A Washington Post journalist who was imprisoned in Iran for 18 months after being convicted of espionage charges has filed a lawsuit against the country, following claims he was tortured. Jason Rezaian, the newspaper's former Tehran bureau chief claims he suffered "irreparable harm" due to "torture and other cruel treatment" by the Iranian government.
The lawsuit said he was held hostage "for the purpose of extorting concessions" as Washington and Tehran thrashed out a deal over its nuclear programme. The 40-year-old was convicted of espionage and other offences after being arrested at gunpoint on 22 July 2014, when security forces raided his home.
The document describes his convictions as a "futile effort" by Iran to justify his imprisonment. The Californian's trial was conducted in private at Tehran's revolutionary court that handles matters of national security.
"In reality, Jason committed no crime and was never legitimately tried, convicted, or sentenced - even according to Iranian standards," it says.
Rezaian's wife, Yeganeh Salehi, was also arrested and held for 72 days before being released.
Rezaian's release was thought to be down to the Obama administration arranging an airlift of $400m (£314m) to Iran in January of this year, say reports. He was released from prison in August 2016.
The cash was secured the release of four American nationals, including Rezaian, and is believed to have been the first instalment of a $1.7bn (£1.34bn) settlement to resolve a decades-old dispute between the two countries over a failed arms deal dating back to the 1970s.

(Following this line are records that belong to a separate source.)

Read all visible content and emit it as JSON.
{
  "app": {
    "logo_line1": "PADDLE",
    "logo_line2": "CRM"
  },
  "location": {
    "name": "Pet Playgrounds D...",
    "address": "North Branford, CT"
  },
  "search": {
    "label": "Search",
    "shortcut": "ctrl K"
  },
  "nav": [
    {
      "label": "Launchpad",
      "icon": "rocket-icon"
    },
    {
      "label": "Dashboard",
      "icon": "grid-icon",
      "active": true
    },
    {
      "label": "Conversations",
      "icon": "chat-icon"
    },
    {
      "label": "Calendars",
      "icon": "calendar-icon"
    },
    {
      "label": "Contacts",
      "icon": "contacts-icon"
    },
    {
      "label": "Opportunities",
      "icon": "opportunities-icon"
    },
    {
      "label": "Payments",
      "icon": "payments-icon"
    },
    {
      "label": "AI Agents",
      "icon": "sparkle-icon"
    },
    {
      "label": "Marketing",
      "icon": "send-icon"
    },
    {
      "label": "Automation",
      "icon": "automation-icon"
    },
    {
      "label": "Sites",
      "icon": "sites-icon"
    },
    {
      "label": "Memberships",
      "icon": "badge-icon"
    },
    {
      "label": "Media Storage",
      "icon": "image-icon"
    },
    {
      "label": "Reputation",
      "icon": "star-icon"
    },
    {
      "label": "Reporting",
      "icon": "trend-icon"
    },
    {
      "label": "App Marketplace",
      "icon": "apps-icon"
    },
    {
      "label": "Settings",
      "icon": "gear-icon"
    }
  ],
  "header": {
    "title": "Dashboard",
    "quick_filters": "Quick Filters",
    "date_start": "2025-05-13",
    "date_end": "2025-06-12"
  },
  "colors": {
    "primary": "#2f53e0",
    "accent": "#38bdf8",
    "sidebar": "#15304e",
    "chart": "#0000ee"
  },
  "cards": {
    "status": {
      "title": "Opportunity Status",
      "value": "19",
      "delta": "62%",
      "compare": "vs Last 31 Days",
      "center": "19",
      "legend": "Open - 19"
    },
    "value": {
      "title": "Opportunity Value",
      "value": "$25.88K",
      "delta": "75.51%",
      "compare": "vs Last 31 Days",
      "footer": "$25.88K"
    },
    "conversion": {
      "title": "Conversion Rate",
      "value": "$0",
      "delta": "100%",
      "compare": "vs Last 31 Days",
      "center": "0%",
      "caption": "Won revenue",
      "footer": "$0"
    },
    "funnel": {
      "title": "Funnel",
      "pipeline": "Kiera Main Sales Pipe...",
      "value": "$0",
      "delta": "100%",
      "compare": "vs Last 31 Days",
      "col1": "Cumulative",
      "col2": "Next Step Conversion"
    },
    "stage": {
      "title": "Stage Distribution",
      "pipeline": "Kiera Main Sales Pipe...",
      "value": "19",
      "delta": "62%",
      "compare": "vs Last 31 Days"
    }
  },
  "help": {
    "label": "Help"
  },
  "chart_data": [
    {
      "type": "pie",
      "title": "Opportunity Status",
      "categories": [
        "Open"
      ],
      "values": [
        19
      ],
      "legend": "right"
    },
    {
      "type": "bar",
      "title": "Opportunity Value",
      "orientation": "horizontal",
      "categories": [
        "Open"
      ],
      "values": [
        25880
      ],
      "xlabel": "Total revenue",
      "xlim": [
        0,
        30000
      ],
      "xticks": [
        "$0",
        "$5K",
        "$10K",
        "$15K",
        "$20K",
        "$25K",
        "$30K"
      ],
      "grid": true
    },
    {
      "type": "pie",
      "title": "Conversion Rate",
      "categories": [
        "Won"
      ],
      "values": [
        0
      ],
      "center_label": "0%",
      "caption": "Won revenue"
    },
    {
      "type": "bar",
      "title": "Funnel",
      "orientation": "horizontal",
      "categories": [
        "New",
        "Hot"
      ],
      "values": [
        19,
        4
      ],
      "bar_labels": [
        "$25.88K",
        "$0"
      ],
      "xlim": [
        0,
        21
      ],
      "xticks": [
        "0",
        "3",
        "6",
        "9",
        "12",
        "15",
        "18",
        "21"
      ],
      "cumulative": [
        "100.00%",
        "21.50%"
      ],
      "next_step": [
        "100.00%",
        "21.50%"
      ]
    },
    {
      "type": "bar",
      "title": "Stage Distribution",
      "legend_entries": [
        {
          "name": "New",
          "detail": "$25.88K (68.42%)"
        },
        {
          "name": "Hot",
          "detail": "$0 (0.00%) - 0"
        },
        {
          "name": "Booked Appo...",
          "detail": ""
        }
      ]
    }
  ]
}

His newspaper said the claim he acted as a spy was "shameful" and that during his time in custody he had been subjected to psychological abuse and physical mistreatment.
His claim says he was deprived of sleep, relentlessly interrogated, and denied "basic medical treatment for serious and painful illnesses and infections".
He added that his prison food sometimes "contained concrete, rocks, dirt or other foreign and inedible objects". It is also alleged that his captors threatened to hurt his wife and throw him off a cliff.
The suit, filed in a US district court in Washington, was issued jointly by Rezaian, his brother, and his mother Mary Rezaian, with no damages specified. US citizens are not ordinarily allowed to sue foreign governments but an exception is made for alleged acts of terrorism.